### [What the task asks]
Copy every line from the data below in which the string "Memory" can be found.

### [Source records]
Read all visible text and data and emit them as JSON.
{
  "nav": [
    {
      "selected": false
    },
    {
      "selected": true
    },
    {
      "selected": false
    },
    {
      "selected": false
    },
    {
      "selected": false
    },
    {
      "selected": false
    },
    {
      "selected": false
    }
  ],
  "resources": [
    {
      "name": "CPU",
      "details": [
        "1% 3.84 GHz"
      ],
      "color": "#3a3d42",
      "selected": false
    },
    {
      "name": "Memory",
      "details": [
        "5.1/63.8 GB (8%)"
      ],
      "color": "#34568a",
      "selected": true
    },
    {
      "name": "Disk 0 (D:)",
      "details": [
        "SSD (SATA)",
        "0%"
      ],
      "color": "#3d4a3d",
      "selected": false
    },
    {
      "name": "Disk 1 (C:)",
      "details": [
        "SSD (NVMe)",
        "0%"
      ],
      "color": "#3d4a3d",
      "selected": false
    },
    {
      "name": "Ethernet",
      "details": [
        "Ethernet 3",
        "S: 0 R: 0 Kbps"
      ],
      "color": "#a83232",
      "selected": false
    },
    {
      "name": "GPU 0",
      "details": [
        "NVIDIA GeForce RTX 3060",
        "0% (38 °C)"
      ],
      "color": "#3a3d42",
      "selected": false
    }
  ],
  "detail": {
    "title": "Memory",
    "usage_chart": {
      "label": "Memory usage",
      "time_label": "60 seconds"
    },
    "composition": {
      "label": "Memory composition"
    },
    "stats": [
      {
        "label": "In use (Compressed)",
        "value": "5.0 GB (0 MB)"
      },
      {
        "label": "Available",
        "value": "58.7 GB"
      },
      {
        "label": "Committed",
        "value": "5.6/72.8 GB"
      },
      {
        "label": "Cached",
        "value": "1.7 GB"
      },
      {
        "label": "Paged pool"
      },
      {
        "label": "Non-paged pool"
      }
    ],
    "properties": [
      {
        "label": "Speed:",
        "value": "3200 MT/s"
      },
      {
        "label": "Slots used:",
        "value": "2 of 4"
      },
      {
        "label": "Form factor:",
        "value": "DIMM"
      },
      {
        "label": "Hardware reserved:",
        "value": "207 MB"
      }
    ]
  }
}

### [Solution for this exercise]
      "name": "Memory",
    "title": "Memory",
      "label": "Memory usage",
      "label": "Memory composition"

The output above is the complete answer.